The Kiwi captain rejects the suggestion that England showed their hosts any lack of respect in the 0-0 stalemate over three Tests in New Zealand two months ago, reasoning instead that his team simply grasped the initiative there from the outset. He anticipates, however, that Alastair Cook's men will be even tougher nuts to crack at home.
"They will be more aware of us. They're playing in their backyard as well, so we know we're going to have to improve on the performance at home," McCullum said.
"They will probably swing the ball a bit more than in New Zealand, where they also struggled a touch with the Kookaburra (ball).

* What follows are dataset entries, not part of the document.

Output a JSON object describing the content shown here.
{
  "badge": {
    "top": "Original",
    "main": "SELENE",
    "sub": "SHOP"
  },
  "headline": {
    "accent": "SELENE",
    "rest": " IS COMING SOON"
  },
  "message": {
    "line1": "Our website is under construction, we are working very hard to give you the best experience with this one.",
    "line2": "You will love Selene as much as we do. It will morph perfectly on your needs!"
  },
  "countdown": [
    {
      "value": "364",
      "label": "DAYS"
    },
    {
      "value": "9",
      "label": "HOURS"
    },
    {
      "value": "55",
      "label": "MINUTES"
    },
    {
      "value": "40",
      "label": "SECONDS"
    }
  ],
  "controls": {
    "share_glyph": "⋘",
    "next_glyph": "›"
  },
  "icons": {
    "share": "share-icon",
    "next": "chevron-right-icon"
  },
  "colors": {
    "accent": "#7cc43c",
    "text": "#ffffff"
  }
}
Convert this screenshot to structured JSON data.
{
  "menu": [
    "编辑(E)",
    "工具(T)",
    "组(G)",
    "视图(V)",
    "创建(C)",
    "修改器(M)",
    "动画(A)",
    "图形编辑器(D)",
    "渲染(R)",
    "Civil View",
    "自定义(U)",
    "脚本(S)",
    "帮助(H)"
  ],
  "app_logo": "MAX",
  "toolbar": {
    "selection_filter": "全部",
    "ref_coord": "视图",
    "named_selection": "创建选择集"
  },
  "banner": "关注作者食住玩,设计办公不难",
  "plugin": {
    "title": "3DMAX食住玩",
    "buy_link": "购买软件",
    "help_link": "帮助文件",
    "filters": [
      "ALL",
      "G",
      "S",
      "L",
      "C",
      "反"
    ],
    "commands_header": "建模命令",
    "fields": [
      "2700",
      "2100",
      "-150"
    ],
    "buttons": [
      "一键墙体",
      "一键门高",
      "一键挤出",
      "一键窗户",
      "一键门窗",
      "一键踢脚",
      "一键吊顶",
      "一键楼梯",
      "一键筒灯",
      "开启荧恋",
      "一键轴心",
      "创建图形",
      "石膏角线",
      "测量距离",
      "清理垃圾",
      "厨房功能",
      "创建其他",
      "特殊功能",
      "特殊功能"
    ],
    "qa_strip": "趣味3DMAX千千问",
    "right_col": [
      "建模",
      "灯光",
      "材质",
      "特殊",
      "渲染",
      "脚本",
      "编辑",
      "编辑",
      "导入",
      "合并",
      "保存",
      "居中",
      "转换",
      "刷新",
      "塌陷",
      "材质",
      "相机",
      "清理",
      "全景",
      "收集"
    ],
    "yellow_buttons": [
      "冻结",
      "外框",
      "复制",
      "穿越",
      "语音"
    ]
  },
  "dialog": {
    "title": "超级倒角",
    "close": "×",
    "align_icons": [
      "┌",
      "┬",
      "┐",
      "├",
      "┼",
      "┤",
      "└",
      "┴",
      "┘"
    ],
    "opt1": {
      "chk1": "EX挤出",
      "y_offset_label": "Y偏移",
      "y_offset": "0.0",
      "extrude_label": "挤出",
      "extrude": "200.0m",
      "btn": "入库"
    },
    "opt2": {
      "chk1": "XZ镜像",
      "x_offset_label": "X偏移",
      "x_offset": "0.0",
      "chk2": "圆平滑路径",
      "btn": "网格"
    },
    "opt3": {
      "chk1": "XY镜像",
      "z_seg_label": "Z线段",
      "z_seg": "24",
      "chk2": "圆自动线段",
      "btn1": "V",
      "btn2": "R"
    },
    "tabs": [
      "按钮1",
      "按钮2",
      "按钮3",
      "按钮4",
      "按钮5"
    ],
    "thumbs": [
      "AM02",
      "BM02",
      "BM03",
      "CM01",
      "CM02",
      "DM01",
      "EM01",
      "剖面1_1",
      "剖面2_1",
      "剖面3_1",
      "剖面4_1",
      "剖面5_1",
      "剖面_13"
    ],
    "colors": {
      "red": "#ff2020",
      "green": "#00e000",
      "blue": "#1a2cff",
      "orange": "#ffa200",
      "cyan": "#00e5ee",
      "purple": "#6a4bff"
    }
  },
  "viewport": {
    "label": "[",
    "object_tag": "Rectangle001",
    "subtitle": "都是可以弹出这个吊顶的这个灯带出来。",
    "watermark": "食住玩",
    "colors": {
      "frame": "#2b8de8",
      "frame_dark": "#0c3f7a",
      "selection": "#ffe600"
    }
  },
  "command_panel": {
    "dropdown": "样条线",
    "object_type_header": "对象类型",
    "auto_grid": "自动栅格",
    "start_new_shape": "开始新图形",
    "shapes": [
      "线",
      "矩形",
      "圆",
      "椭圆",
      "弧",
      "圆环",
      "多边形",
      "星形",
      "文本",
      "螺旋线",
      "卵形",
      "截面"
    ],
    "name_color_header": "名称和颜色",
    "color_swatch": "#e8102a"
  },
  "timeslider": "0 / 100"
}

"They will be a far more dangerous proposition. Their batters are very clinical at home, from what we've seen. We believe we have some guys favoured by these conditions, but we'll have to be on our game. It's pretty mouth-watering."
Cook and Co have had to respond to accusations of complacency after failing to consolidate their historic success in India before Christmas with more in New Zealand afterwards.
But McCullum said: "I don't think England were disrespectful. We started the series really well and were able to get into it with a dominant display, which allowed us to grow in confidence and ate away at theirs too. If you look at the rankings, we punched above our weight. But that's the standard we have to operate at."
McCullum, open in public about his pre-match plans in direct contrast to England's preference for playing their cards close to their chest, confirmed the tourists are considering an all-pace attack at Lord's. It will therefore be a direct choice between naming Doug Bracewell as fourth seamer, or Bruce Martin as a frontline spinner.
Either way, McCullum is well aware he is unlikely to have the freedom to dictate the pace throughout two back-to-back Tests against opponents ranked six places above his team. That was the case in New Zealand, apart from in the rain-ruined middle match in Wellington, but McCullum acknowledges it cannot always be so.
"For the majority of that series, we were either on par or with our noses in front," he said. "The next challenge is to captain when we're behind the game, to get us back in the contest."